§ **MATERIAL PROVIDED**
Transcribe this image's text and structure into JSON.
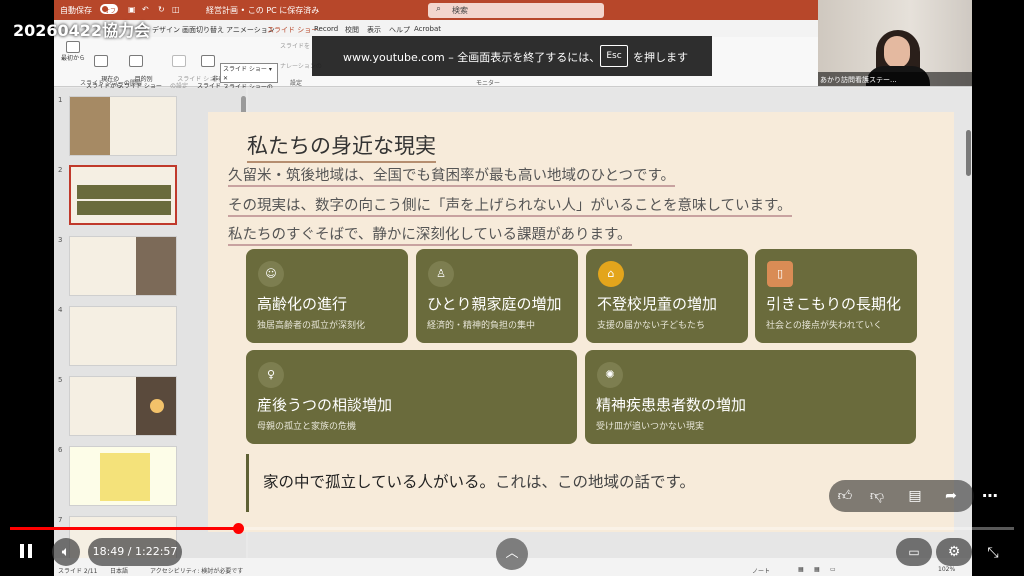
{
  "video": {
    "title": "20260422協力会",
    "time_current": "18:49",
    "time_total": "1:22:57",
    "progress": 0.227
  },
  "fullscreen_notice": {
    "prefix": "www.youtube.com – 全画面表示を終了するには、",
    "key": "Esc",
    "suffix": "を押します"
  },
  "ppt": {
    "autosave_label": "自動保存",
    "autosave_state": "オフ",
    "doc_title": "経営計画 • この PC に保存済み",
    "search_placeholder": "検索",
    "menu": [
      "デザイン",
      "画面切り替え",
      "アニメーション",
      "スライド ショー",
      "Record",
      "校閲",
      "表示",
      "ヘルプ",
      "Acrobat"
    ],
    "active_menu": "スライド ショー",
    "ribbon": {
      "b1": "最初から",
      "b2": "現在の\nスライドから",
      "b3": "目的別\nスライド ショー",
      "b4": "スライド ショー\nの設定",
      "b5": "非表示\nスライド",
      "b6": "スライドを",
      "b7": "ナレーションの",
      "group1": "スライド ショーの開始",
      "group2": "設定",
      "group3": "モニター",
      "dropdown_title": "スライド ショー",
      "dropdown_item": "スライド ショーの再開(R)"
    },
    "status": {
      "slide": "スライド 2/11",
      "lang": "日本語",
      "accessibility": "アクセシビリティ: 検討が必要です",
      "notes": "ノート",
      "zoom": "102%"
    }
  },
  "webcam": {
    "name": "あかり訪問看護ステー..."
  },
  "thumbnails": [
    {
      "num": "1",
      "selected": false
    },
    {
      "num": "2",
      "selected": true
    },
    {
      "num": "3",
      "selected": false
    },
    {
      "num": "4",
      "selected": false
    },
    {
      "num": "5",
      "selected": false
    },
    {
      "num": "6",
      "selected": false
    },
    {
      "num": "7",
      "selected": false
    }
  ],
  "slide": {
    "title": "私たちの身近な現実",
    "lines": [
      "久留米・筑後地域は、全国でも貧困率が最も高い地域のひとつです。",
      "その現実は、数字の向こう側に「声を上げられない人」がいることを意味しています。",
      "私たちのすぐそばで、静かに深刻化している課題があります。"
    ],
    "cards": [
      {
        "title": "高齢化の進行",
        "sub": "独居高齢者の孤立が深刻化",
        "icon": "person-icon"
      },
      {
        "title": "ひとり親家庭の増加",
        "sub": "経済的・精神的負担の集中",
        "icon": "family-icon"
      },
      {
        "title": "不登校児童の増加",
        "sub": "支援の届かない子どもたち",
        "icon": "school-icon"
      },
      {
        "title": "引きこもりの長期化",
        "sub": "社会との接点が失われていく",
        "icon": "door-icon"
      },
      {
        "title": "産後うつの相談増加",
        "sub": "母親の孤立と家族の危機",
        "icon": "mother-icon"
      },
      {
        "title": "精神疾患患者数の増加",
        "sub": "受け皿が追いつかない現実",
        "icon": "brain-icon"
      }
    ],
    "quote_bold": "家の中で孤立している人がいる。",
    "quote_rest": "これは、この地域の話です。"
  }
}
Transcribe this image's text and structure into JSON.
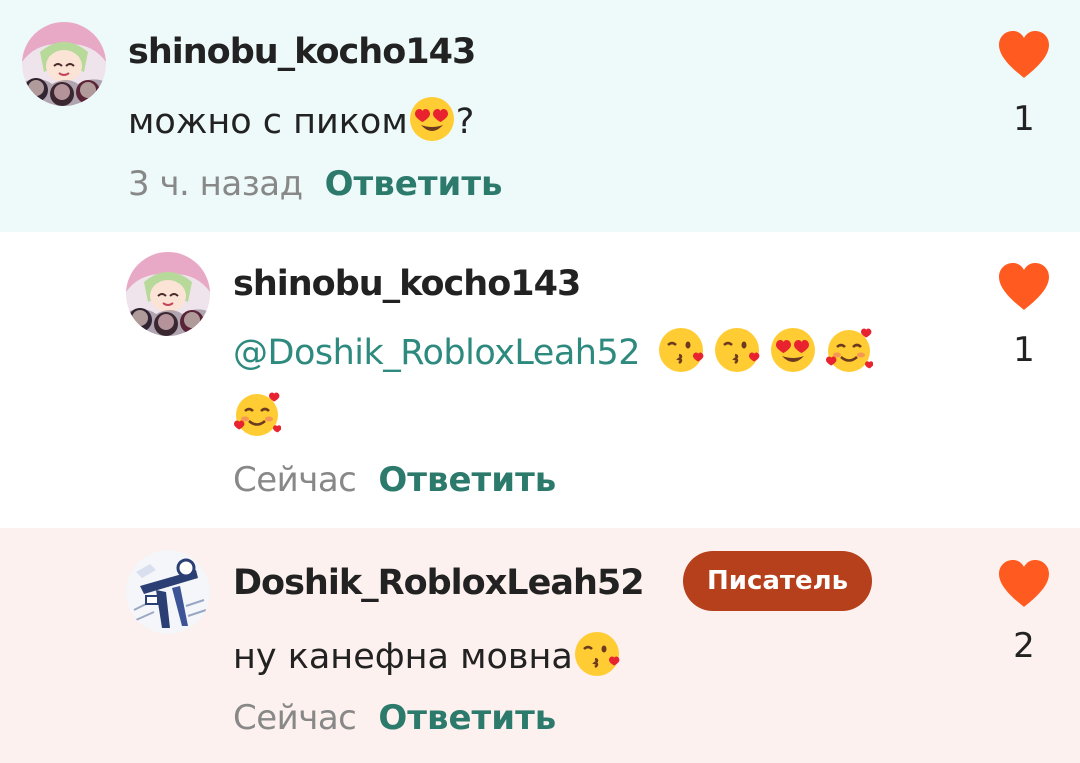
{
  "colors": {
    "highlight_bg": "#eefafa",
    "author_bg": "#fcf1ee",
    "heart": "#ff5a1f",
    "reply": "#2c7a6c",
    "mention": "#2e8a7e",
    "badge": "#b5401b"
  },
  "comments": [
    {
      "username": "shinobu_kocho143",
      "text": "можно с пиком",
      "trailing_text": "?",
      "emojis": [
        "heart-eyes-emoji"
      ],
      "time": "3 ч. назад",
      "reply_label": "Ответить",
      "likes": "1"
    },
    {
      "username": "shinobu_kocho143",
      "mention": "@Doshik_RobloxLeah52",
      "emojis": [
        "kissing-heart-emoji",
        "kissing-heart-emoji",
        "heart-eyes-emoji",
        "smiling-hearts-emoji",
        "smiling-hearts-emoji"
      ],
      "time": "Сейчас",
      "reply_label": "Ответить",
      "likes": "1"
    },
    {
      "username": "Doshik_RobloxLeah52",
      "badge": "Писатель",
      "text": "ну канефна мовна",
      "emojis": [
        "kissing-heart-emoji"
      ],
      "time": "Сейчас",
      "reply_label": "Ответить",
      "likes": "2"
    }
  ]
}
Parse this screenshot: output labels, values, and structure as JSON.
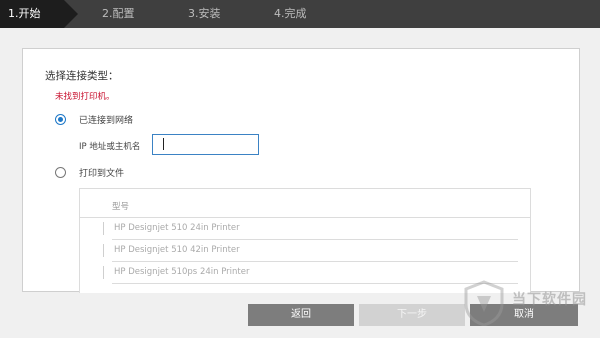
{
  "steps": [
    {
      "label": "1.开始",
      "active": true
    },
    {
      "label": "2.配置",
      "active": false
    },
    {
      "label": "3.安装",
      "active": false
    },
    {
      "label": "4.完成",
      "active": false
    }
  ],
  "main": {
    "title": "选择连接类型：",
    "error": "未找到打印机。",
    "options": {
      "network": {
        "label": "已连接到网络",
        "checked": true
      },
      "file": {
        "label": "打印到文件",
        "checked": false
      }
    },
    "ip_field": {
      "label": "IP 地址或主机名",
      "value": ""
    },
    "printer_list": {
      "header": "型号",
      "items": [
        "HP Designjet 510 24in Printer",
        "HP Designjet 510 42in Printer",
        "HP Designjet 510ps 24in Printer"
      ]
    }
  },
  "buttons": {
    "back": "返回",
    "next": "下一步",
    "cancel": "取消"
  },
  "watermark": {
    "text": "当下软件园",
    "icon": "shield-logo-icon"
  },
  "colors": {
    "accent": "#1e78c8",
    "error": "#c8102e",
    "step_bar": "#3f3f3f",
    "button": "#7d7d7d"
  }
}
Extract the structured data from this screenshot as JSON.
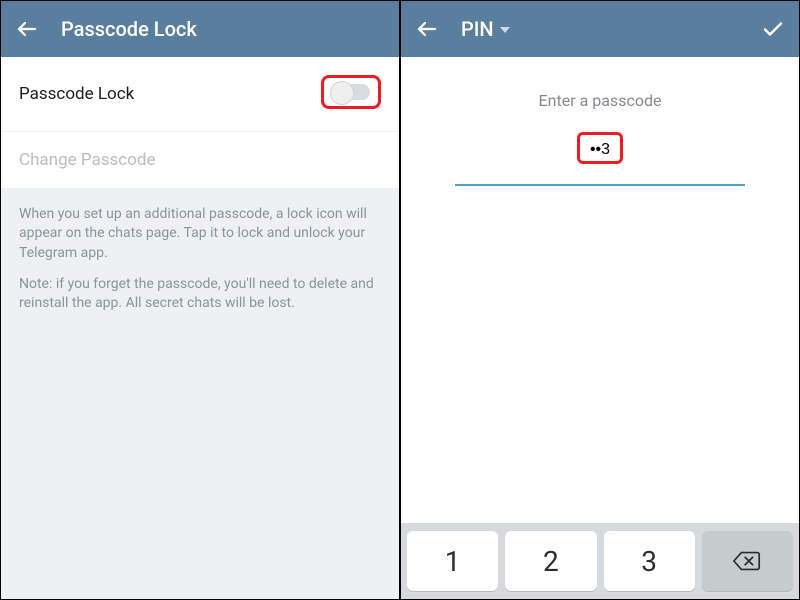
{
  "colors": {
    "header_bg": "#5a7e9e",
    "accent": "#4ea2cf",
    "highlight": "#ec1c24"
  },
  "left": {
    "header_title": "Passcode Lock",
    "row_passcode_lock": "Passcode Lock",
    "row_change_passcode": "Change Passcode",
    "help_p1": "When you set up an additional passcode, a lock icon will appear on the chats page. Tap it to lock and unlock your Telegram app.",
    "help_p2": "Note: if you forget the passcode, you'll need to delete and reinstall the app. All secret chats will be lost."
  },
  "right": {
    "header_type_label": "PIN",
    "enter_label": "Enter a passcode",
    "pin_display": "••3",
    "keypad": {
      "k1": "1",
      "k2": "2",
      "k3": "3"
    }
  }
}
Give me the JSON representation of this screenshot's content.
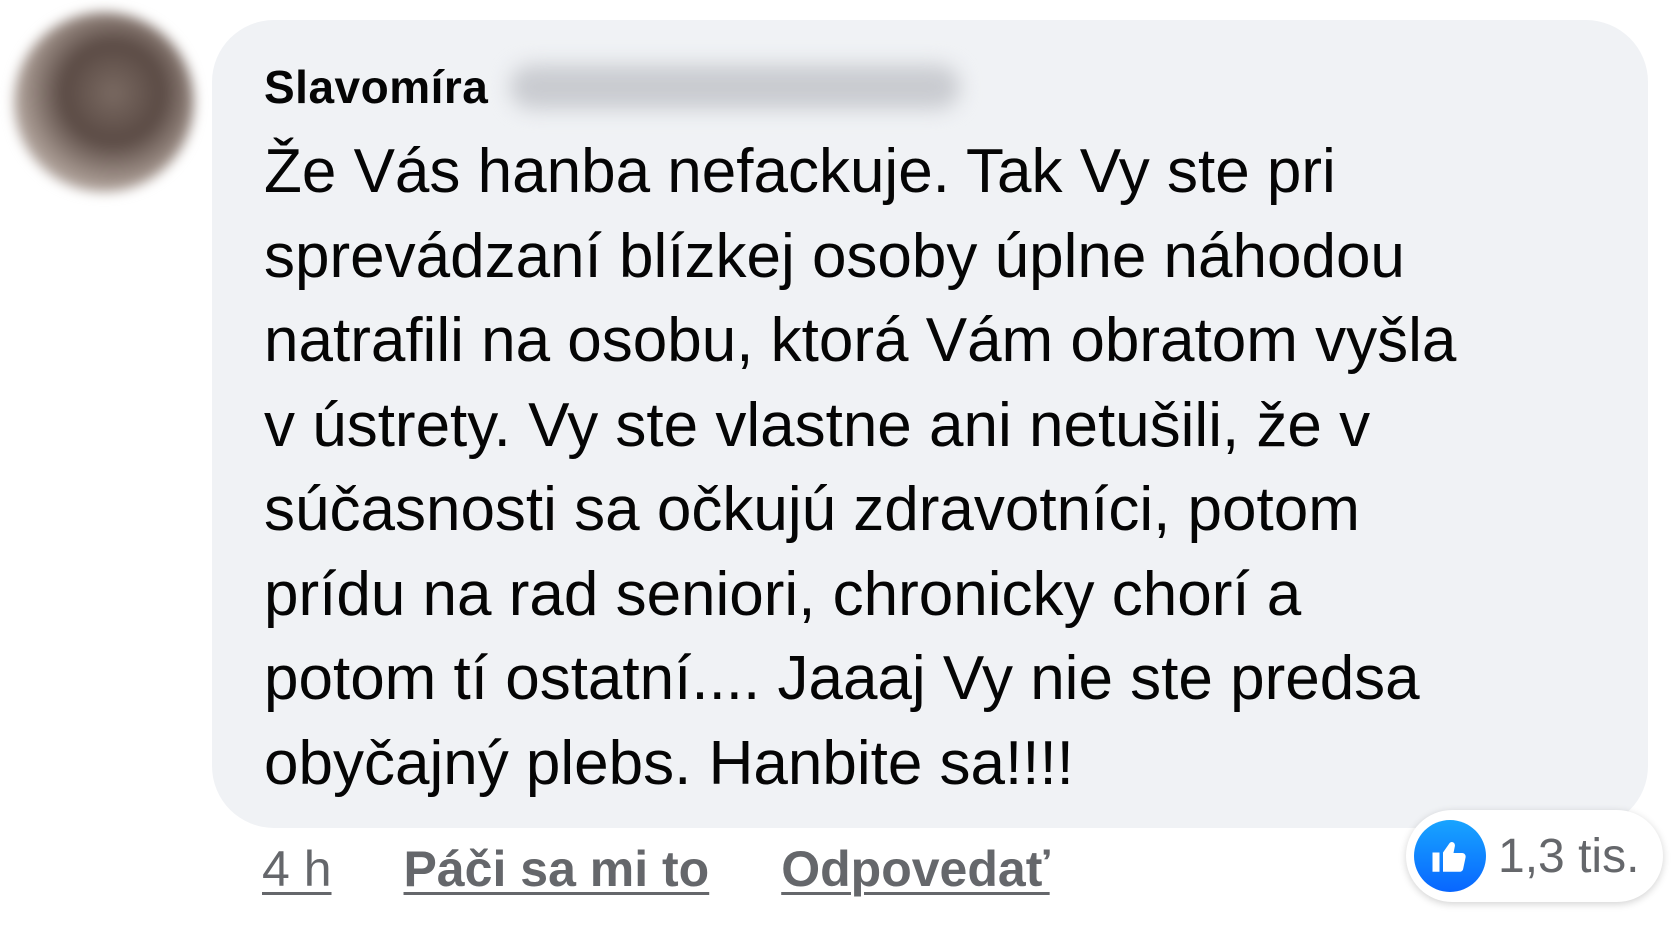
{
  "comment": {
    "author": "Slavomíra",
    "text": "Že Vás hanba nefackuje. Tak Vy ste pri\nsprevádzaní blízkej osoby úplne náhodou\nnatrafili na osobu, ktorá Vám obratom vyšla\nv ústrety. Vy ste vlastne ani netušili, že v\nsúčasnosti sa očkujú zdravotníci, potom\nprídu na rad seniori, chronicky chorí a\npotom tí ostatní.... Jaaaj Vy nie ste predsa\nobyčajný plebs. Hanbite sa!!!!",
    "time": "4 h",
    "like_label": "Páči sa mi to",
    "reply_label": "Odpovedať",
    "reaction_count": "1,3 tis.",
    "reaction_icon": "thumbs-up-icon",
    "colors": {
      "bubble": "#f0f2f5",
      "like_blue": "#0866ff",
      "meta_gray": "#65676b"
    }
  }
}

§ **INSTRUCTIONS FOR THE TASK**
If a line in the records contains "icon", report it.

§ **WRITTEN RESPONSE**
        "icon": "person-icon"
        "icon": "family-icon"
        "icon": "school-icon"
        "icon": "door-icon"
        "icon": "mother-icon"
        "icon": "brain-icon"
    "icon": "shield-logo-icon"
    "help_p1": "When you set up an additional passcode, a lock icon will appear on the chats page. Tap it to lock and unlock your Telegram app.",
    "reaction_icon": "thumbs-up-icon",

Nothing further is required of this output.